# [Task brief]
Give back all of the records, exactly and completely.
___ Supplied entries
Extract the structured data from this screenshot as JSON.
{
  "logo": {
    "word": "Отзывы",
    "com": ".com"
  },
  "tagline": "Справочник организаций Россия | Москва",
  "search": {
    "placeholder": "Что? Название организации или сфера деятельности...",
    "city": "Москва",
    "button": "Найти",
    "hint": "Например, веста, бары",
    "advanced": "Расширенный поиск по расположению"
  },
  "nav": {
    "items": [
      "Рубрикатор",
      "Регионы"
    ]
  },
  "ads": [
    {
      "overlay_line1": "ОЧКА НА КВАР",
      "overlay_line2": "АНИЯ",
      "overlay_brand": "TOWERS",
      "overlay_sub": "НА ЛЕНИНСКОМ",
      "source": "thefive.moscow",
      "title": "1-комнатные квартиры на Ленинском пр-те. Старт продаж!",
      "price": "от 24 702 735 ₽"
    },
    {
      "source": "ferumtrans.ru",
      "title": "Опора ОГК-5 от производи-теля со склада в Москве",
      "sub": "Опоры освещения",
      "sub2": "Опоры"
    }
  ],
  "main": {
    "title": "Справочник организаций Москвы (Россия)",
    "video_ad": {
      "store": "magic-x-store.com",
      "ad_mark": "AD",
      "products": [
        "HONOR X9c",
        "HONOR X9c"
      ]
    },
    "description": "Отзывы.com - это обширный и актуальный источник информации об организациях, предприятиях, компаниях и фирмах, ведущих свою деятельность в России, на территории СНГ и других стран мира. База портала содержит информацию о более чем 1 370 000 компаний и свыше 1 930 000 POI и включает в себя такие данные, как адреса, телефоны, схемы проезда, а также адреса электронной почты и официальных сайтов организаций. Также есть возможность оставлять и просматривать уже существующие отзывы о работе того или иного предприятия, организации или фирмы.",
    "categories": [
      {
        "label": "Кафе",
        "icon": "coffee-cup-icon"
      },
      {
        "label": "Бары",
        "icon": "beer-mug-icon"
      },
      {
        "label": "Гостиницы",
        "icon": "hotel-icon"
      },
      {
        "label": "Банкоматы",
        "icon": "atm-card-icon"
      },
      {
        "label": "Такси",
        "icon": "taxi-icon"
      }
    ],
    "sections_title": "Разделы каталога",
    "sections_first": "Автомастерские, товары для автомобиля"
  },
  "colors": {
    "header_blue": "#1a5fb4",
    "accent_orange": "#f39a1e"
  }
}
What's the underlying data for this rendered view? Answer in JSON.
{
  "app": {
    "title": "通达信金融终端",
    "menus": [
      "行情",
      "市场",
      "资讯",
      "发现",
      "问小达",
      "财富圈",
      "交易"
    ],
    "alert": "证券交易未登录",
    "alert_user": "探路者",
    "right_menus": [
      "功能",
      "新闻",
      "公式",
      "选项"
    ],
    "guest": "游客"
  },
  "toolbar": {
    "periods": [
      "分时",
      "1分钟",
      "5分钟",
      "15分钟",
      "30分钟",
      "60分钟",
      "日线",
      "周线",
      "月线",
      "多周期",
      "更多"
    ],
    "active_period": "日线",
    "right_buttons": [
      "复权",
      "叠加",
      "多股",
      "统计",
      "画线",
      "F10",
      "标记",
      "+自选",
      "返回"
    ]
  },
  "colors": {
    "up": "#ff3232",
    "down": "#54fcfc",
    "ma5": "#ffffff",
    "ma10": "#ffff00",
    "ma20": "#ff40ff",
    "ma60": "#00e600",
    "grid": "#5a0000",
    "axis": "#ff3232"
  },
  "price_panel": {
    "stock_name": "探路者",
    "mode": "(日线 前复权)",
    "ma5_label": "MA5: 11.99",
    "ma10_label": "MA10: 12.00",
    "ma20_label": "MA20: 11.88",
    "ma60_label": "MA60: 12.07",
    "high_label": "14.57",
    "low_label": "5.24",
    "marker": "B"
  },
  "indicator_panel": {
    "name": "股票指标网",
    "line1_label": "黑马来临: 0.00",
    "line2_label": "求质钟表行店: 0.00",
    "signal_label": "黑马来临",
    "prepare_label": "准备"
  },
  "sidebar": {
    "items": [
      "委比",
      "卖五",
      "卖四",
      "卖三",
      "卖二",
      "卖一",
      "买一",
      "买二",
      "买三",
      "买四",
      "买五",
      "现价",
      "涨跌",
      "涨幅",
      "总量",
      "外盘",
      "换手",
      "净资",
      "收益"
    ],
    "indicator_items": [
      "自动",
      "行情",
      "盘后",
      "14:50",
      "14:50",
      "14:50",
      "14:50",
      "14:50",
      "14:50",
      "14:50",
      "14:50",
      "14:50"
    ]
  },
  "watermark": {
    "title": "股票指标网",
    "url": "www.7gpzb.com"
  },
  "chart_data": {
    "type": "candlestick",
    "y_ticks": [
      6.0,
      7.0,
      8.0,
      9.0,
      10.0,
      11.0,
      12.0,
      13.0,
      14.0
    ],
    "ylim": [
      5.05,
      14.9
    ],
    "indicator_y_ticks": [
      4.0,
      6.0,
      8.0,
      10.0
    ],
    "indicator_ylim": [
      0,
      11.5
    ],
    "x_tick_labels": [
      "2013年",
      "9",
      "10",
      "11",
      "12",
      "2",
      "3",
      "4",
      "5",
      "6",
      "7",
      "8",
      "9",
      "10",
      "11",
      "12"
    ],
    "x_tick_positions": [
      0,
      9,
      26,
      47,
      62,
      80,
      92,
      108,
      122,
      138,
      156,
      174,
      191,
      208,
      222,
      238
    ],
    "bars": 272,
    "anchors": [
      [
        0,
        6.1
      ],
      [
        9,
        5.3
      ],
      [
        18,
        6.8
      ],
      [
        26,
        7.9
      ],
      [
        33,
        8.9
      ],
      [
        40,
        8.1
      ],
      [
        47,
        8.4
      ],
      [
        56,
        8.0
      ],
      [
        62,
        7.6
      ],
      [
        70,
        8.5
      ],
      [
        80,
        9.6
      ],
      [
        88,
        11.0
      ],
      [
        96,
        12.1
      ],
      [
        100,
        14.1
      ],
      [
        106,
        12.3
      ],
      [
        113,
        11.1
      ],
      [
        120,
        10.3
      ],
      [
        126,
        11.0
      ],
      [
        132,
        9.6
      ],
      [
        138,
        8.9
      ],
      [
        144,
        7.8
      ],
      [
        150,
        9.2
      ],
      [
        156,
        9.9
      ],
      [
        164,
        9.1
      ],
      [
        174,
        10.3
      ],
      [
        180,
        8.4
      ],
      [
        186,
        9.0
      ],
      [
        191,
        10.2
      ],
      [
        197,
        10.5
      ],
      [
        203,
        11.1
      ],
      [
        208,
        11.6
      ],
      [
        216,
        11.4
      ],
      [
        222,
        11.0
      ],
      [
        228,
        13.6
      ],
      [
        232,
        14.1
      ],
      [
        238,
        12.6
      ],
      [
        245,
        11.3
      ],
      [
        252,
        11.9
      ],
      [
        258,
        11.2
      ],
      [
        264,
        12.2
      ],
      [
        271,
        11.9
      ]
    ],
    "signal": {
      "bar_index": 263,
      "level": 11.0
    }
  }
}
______
# [Solution for this task]
Extract the structured data from this screenshot as JSON.
{
  "logo": {
    "word": "Отзывы",
    "com": ".com"
  },
  "tagline": "Справочник организаций Россия | Москва",
  "search": {
    "placeholder": "Что? Название организации или сфера деятельности...",
    "city": "Москва",
    "button": "Найти",
    "hint": "Например, веста, бары",
    "advanced": "Расширенный поиск по расположению"
  },
  "nav": {
    "items": [
      "Рубрикатор",
      "Регионы"
    ]
  },
  "ads": [
    {
      "overlay_line1": "ОЧКА НА КВАР",
      "overlay_line2": "АНИЯ",
      "overlay_brand": "TOWERS",
      "overlay_sub": "НА ЛЕНИНСКОМ",
      "source": "thefive.moscow",
      "title": "1-комнатные квартиры на Ленинском пр-те. Старт продаж!",
      "price": "от 24 702 735 ₽"
    },
    {
      "source": "ferumtrans.ru",
      "title": "Опора ОГК-5 от производи-теля со склада в Москве",
      "sub": "Опоры освещения",
      "sub2": "Опоры"
    }
  ],
  "main": {
    "title": "Справочник организаций Москвы (Россия)",
    "video_ad": {
      "store": "magic-x-store.com",
      "ad_mark": "AD",
      "products": [
        "HONOR X9c",
        "HONOR X9c"
      ]
    },
    "description": "Отзывы.com - это обширный и актуальный источник информации об организациях, предприятиях, компаниях и фирмах, ведущих свою деятельность в России, на территории СНГ и других стран мира. База портала содержит информацию о более чем 1 370 000 компаний и свыше 1 930 000 POI и включает в себя такие данные, как адреса, телефоны, схемы проезда, а также адреса электронной почты и официальных сайтов организаций. Также есть возможность оставлять и просматривать уже существующие отзывы о работе того или иного предприятия, организации или фирмы.",
    "categories": [
      {
        "label": "Кафе",
        "icon": "coffee-cup-icon"
      },
      {
        "label": "Бары",
        "icon": "beer-mug-icon"
      },
      {
        "label": "Гостиницы",
        "icon": "hotel-icon"
      },
      {
        "label": "Банкоматы",
        "icon": "atm-card-icon"
      },
      {
        "label": "Такси",
        "icon": "taxi-icon"
      }
    ],
    "sections_title": "Разделы каталога",
    "sections_first": "Автомастерские, товары для автомобиля"
  },
  "colors": {
    "header_blue": "#1a5fb4",
    "accent_orange": "#f39a1e"
  }
}
What's the underlying data for this rendered view? Answer in JSON.
{
  "app": {
    "title": "通达信金融终端",
    "menus": [
      "行情",
      "市场",
      "资讯",
      "发现",
      "问小达",
      "财富圈",
      "交易"
    ],
    "alert": "证券交易未登录",
    "alert_user": "探路者",
    "right_menus": [
      "功能",
      "新闻",
      "公式",
      "选项"
    ],
    "guest": "游客"
  },
  "toolbar": {
    "periods": [
      "分时",
      "1分钟",
      "5分钟",
      "15分钟",
      "30分钟",
      "60分钟",
      "日线",
      "周线",
      "月线",
      "多周期",
      "更多"
    ],
    "active_period": "日线",
    "right_buttons": [
      "复权",
      "叠加",
      "多股",
      "统计",
      "画线",
      "F10",
      "标记",
      "+自选",
      "返回"
    ]
  },
  "colors": {
    "up": "#ff3232",
    "down": "#54fcfc",
    "ma5": "#ffffff",
    "ma10": "#ffff00",
    "ma20": "#ff40ff",
    "ma60": "#00e600",
    "grid": "#5a0000",
    "axis": "#ff3232"
  },
  "price_panel": {
    "stock_name": "探路者",
    "mode": "(日线 前复权)",
    "ma5_label": "MA5: 11.99",
    "ma10_label": "MA10: 12.00",
    "ma20_label": "MA20: 11.88",
    "ma60_label": "MA60: 12.07",
    "high_label": "14.57",
    "low_label": "5.24",
    "marker": "B"
  },
  "indicator_panel": {
    "name": "股票指标网",
    "line1_label": "黑马来临: 0.00",
    "line2_label": "求质钟表行店: 0.00",
    "signal_label": "黑马来临",
    "prepare_label": "准备"
  },
  "sidebar": {
    "items": [
      "委比",
      "卖五",
      "卖四",
      "卖三",
      "卖二",
      "卖一",
      "买一",
      "买二",
      "买三",
      "买四",
      "买五",
      "现价",
      "涨跌",
      "涨幅",
      "总量",
      "外盘",
      "换手",
      "净资",
      "收益"
    ],
    "indicator_items": [
      "自动",
      "行情",
      "盘后",
      "14:50",
      "14:50",
      "14:50",
      "14:50",
      "14:50",
      "14:50",
      "14:50",
      "14:50",
      "14:50"
    ]
  },
  "watermark": {
    "title": "股票指标网",
    "url": "www.7gpzb.com"
  },
  "chart_data": {
    "type": "candlestick",
    "y_ticks": [
      6.0,
      7.0,
      8.0,
      9.0,
      10.0,
      11.0,
      12.0,
      13.0,
      14.0
    ],
    "ylim": [
      5.05,
      14.9
    ],
    "indicator_y_ticks": [
      4.0,
      6.0,
      8.0,
      10.0
    ],
    "indicator_ylim": [
      0,
      11.5
    ],
    "x_tick_labels": [
      "2013年",
      "9",
      "10",
      "11",
      "12",
      "2",
      "3",
      "4",
      "5",
      "6",
      "7",
      "8",
      "9",
      "10",
      "11",
      "12"
    ],
    "x_tick_positions": [
      0,
      9,
      26,
      47,
      62,
      80,
      92,
      108,
      122,
      138,
      156,
      174,
      191,
      208,
      222,
      238
    ],
    "bars": 272,
    "anchors": [
      [
        0,
        6.1
      ],
      [
        9,
        5.3
      ],
      [
        18,
        6.8
      ],
      [
        26,
        7.9
      ],
      [
        33,
        8.9
      ],
      [
        40,
        8.1
      ],
      [
        47,
        8.4
      ],
      [
        56,
        8.0
      ],
      [
        62,
        7.6
      ],
      [
        70,
        8.5
      ],
      [
        80,
        9.6
      ],
      [
        88,
        11.0
      ],
      [
        96,
        12.1
      ],
      [
        100,
        14.1
      ],
      [
        106,
        12.3
      ],
      [
        113,
        11.1
      ],
      [
        120,
        10.3
      ],
      [
        126,
        11.0
      ],
      [
        132,
        9.6
      ],
      [
        138,
        8.9
      ],
      [
        144,
        7.8
      ],
      [
        150,
        9.2
      ],
      [
        156,
        9.9
      ],
      [
        164,
        9.1
      ],
      [
        174,
        10.3
      ],
      [
        180,
        8.4
      ],
      [
        186,
        9.0
      ],
      [
        191,
        10.2
      ],
      [
        197,
        10.5
      ],
      [
        203,
        11.1
      ],
      [
        208,
        11.6
      ],
      [
        216,
        11.4
      ],
      [
        222,
        11.0
      ],
      [
        228,
        13.6
      ],
      [
        232,
        14.1
      ],
      [
        238,
        12.6
      ],
      [
        245,
        11.3
      ],
      [
        252,
        11.9
      ],
      [
        258,
        11.2
      ],
      [
        264,
        12.2
      ],
      [
        271,
        11.9
      ]
    ],
    "signal": {
      "bar_index": 263,
      "level": 11.0
    }
  }
}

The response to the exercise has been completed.